Photos: USS Winston S. Churchill medevacs injured sailor from cargo ship near Yemen

Posted at 2:08 PM, Aug 22, 2012
and last updated 2012-08-22 14:18:25-04

The guided-missile destroyer USS Winston S. Churchill medevaced an injured sailor from the Panamanian-flagged, bulk carrier M/V Belde on Monday. The ship was about 110 miles north of Socotra Island, Yemen.

At approximately 1:10 p.m. local time, Winston S. Churchill responded to a
distress call saying one sailor had been killed and another injured in a cargo-handling accident aboard Belde.

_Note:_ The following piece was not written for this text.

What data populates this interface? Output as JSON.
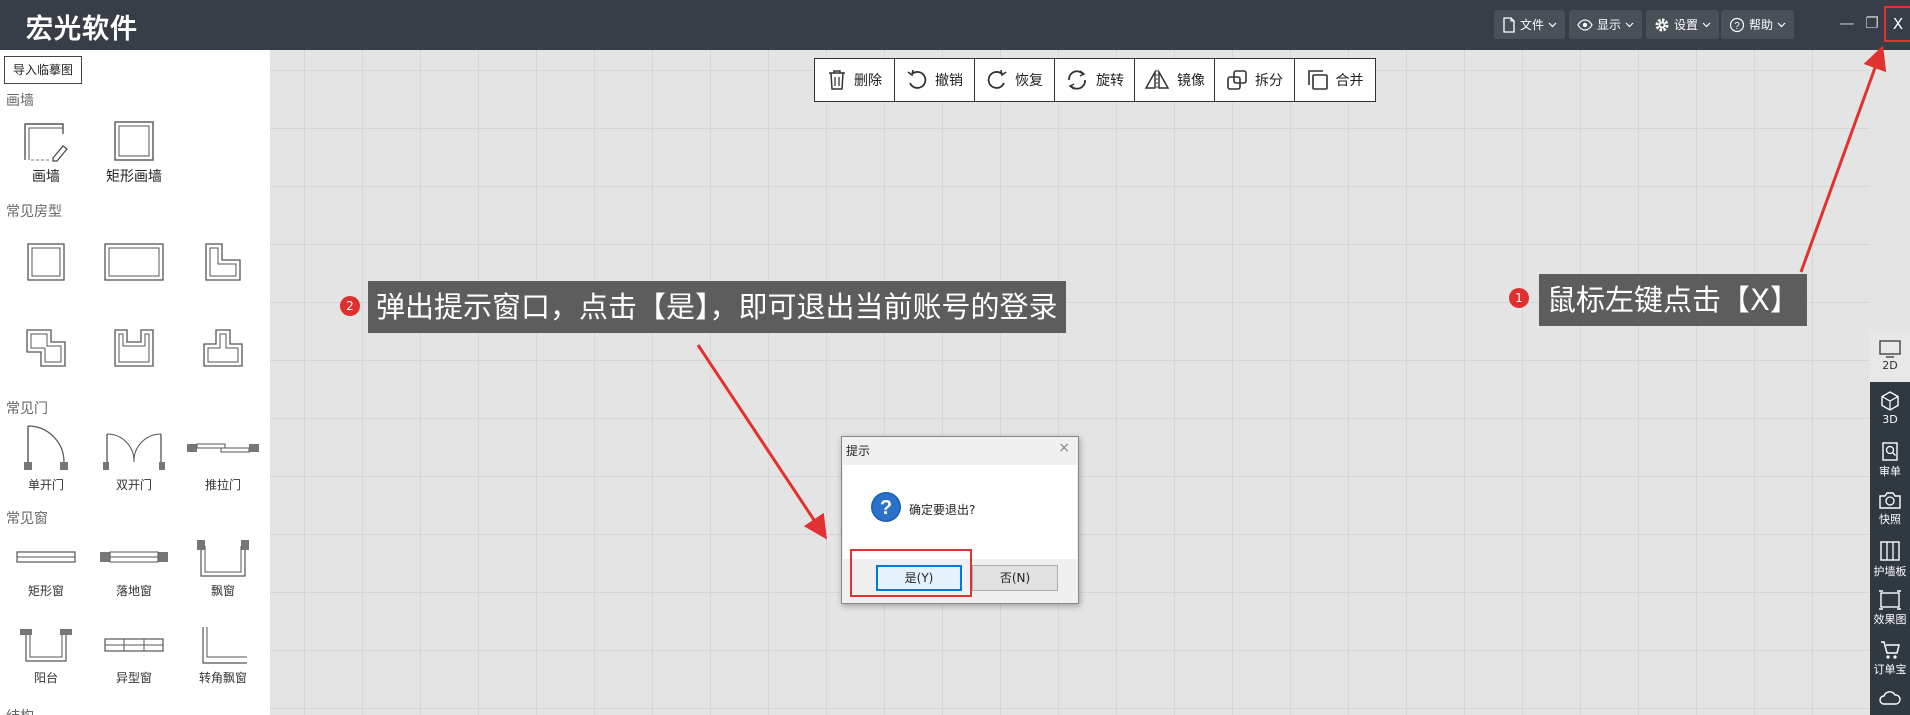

After arriving on scene, Winston S. Churchill dispatched two rigid-hull
inflatable boats, transporting the ship’s hospital corpsman, and the visit,
board, search and seizure (VBSS) team to assess the injured sailor.

The injured sailor required advanced medical care and the Churchill conducted a medevac, transporting the injured crew member by an SH-60B helicopter to an Oman medical facility for treatment.

“There are a multitude of hazards in the maritime domain. As such, we are
always ready to assist,” said Cmdr. Christopher D. Stone, the Churchill’s
commanding officer. “Our sympathies go out to those affected by this tragic
incident. We, as partners in the maritime commons, are always ready and
willing to help and are glad that we were in the right place at the right
time to lend a hand.”

Stone added that he was proud of his crew for successfully completing a
rescue mission in “incredibly complex” conditions.

“The personal and professional satisfaction of knowing that the outstanding
efforts of this ship and this crew saved another mariner’s life is second to
none. It is days like today that makes me proud to be a member of the
United States Navy and this coalition. I am incredibly proud to be the
Commanding Officer of Winston S. Churchill,” said Stone.

The Churchill is assigned to Commander, Task Force (CTF) 150, as part of Combined Maritime Forces (CMF), conducting counter-terrorism and maritime security operations in the Gulf of Aden, Gulf of Oman, Arabian Sea, Red Sea and Indian Ocean.